The third issue that strikes me as worthy of comment is the claim that prime matter should be construed as non-individual. Brower cites a text in support of his view. Here it is, in Brower’s translation:

Two things belong to the notion of an individual — namely, (a) that it is a being in actuality, either in itself or in another (in se vel in alio), and (b) that it is a being divided from all other things which are (or can be) in the same species, though it is undivided in itself. (In sent. 4.12.1.1.3 ad 3; quoted on p. 122)

There are, indeed, many other texts that say similar things. But what is striking about the text is the very next sentence that follows it, not included by Brower:

Therefore, the first principle of individuation is matter, by which there is acquired being (esse) in actuality for any . . . form, whether substantial or accidental; and the secondary principle of individuation is dimension, because by virtue of this, matter is made to be divided.

There is a lot that could be said about this, since (among other things) the teaching is not entirely clear. On the face of it, the linking of matter and individuation seems to tell against Brower’s reading. But, again on the face of it, the last two clauses perhaps support what he says, since it seems that matter requires extension in order to be divided into particulars. The situation is more complex, however, because it turns out that the distinction between the two kinds of matter — with and without extension, or, as Aquinas puts it elsewhere, between designated and undesignated matter — is a distinction between concrete and abstract (this chunk of matter vs. matter as such: see Aquinas, De ente et essentia, ch. 2, passim, not discussed by Brower); and the distinction between concrete and abstract here is not a distinction between individual and non-individual gunk, but between something real and something posited purely for theoretical purposes (see De ente et essentia, ch. 4, passim).

I do not by any means take these brief comments to provide a refutation of Brower’s reading; on the contrary, what I have said probably supports something distantly akin to his interpretation.
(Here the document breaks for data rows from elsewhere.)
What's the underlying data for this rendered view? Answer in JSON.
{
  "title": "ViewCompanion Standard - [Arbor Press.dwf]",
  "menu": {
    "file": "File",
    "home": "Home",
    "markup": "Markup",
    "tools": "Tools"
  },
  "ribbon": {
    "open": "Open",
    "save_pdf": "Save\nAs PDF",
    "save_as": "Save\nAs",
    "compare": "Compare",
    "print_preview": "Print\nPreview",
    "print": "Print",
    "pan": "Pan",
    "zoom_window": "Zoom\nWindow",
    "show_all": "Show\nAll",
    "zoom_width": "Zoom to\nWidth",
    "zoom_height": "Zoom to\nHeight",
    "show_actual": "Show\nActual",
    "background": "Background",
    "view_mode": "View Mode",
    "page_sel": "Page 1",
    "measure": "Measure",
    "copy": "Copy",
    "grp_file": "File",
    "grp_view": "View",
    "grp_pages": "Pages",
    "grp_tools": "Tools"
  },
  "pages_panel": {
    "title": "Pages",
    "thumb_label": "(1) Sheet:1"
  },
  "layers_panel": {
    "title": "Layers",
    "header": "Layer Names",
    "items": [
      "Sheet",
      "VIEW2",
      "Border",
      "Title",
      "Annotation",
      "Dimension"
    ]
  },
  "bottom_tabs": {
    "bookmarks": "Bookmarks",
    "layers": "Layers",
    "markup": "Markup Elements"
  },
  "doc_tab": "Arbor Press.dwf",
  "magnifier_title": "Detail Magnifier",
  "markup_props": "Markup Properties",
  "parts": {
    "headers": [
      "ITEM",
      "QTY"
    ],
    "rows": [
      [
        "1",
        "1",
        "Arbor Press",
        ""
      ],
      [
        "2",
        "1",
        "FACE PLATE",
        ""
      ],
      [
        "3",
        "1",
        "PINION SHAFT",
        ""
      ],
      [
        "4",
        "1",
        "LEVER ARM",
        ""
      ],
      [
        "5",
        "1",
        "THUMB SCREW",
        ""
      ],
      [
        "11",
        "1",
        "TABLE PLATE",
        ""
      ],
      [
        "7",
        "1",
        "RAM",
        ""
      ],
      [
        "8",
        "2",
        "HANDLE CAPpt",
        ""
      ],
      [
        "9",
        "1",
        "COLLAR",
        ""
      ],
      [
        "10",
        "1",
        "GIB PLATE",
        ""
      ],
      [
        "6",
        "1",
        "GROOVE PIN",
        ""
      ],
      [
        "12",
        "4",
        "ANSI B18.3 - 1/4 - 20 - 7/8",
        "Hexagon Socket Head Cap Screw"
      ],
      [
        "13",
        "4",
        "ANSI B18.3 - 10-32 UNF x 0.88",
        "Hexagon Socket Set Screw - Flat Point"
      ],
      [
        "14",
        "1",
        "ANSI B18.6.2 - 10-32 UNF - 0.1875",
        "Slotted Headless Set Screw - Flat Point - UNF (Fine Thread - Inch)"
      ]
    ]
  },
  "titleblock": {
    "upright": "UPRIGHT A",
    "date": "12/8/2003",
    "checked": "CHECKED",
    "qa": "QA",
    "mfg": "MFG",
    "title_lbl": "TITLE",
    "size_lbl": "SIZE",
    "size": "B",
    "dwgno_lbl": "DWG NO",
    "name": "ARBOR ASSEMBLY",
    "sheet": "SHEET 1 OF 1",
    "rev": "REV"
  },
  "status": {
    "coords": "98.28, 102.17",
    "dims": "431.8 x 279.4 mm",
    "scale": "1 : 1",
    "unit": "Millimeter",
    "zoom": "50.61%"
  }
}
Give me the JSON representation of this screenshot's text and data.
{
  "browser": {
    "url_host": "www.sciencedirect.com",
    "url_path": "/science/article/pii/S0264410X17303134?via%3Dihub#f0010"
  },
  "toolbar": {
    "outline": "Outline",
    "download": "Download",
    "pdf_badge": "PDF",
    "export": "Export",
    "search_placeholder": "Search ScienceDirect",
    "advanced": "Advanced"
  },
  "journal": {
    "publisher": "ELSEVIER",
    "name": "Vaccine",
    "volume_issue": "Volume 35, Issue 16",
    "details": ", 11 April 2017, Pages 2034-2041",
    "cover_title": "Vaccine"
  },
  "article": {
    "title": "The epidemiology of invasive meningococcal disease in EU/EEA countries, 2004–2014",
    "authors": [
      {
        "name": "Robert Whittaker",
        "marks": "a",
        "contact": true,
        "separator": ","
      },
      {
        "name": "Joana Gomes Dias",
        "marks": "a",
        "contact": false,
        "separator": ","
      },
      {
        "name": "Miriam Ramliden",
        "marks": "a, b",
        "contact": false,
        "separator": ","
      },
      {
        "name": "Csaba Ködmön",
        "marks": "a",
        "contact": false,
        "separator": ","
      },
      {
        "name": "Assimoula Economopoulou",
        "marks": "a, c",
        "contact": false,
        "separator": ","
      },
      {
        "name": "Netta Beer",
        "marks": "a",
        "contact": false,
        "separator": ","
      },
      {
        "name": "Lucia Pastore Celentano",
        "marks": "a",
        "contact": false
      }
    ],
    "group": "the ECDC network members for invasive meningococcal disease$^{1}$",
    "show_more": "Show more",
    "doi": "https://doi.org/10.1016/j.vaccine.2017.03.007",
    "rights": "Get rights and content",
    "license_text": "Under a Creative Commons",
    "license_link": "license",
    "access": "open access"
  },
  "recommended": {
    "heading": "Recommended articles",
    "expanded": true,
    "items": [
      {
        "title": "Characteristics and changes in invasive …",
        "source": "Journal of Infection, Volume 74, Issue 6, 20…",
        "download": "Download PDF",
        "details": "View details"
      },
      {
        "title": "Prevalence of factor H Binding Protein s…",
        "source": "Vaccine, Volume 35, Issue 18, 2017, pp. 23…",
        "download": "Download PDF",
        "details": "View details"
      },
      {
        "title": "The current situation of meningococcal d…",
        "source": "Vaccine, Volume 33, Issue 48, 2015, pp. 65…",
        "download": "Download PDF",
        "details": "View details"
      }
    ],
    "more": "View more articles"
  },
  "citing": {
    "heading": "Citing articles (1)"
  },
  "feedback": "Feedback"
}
But Brower’s discussion would have benefited from a far closer engagement with a much wider range of texts, especially since Aquinas makes some distinctions that are somewhat in the neighborhood of Brower’s, but interestingly and significantly different from his. And this, it seems to me, is true of much of the book. Key parts of the argument rely on very thin evidential support, and this adds to the impression that one is reading Aquinas from the outside, as it were, and not from the inside.

Having said this, it is nevertheless clear that reflection on Aquinas’s sometimes scattered and unsystematic remarks on topics relevant to questions of material constitution allowed Brower to make this distinctive contribution to contemporary metaphysics. And I think, ultimately, that that is how we should best think of the book. There are (almost) as many references to David Armstrong as there are to Aristotle. Brower’s major dialogue partners are Ned Markosian, Hud Hudson, Kris McDaniel, Mike Rea, Ted Sider, and Dean Zimmerman. It would be fascinating to hear what these analytic metaphysicians would have to say about the theory of material substance adumbrated here by Brower.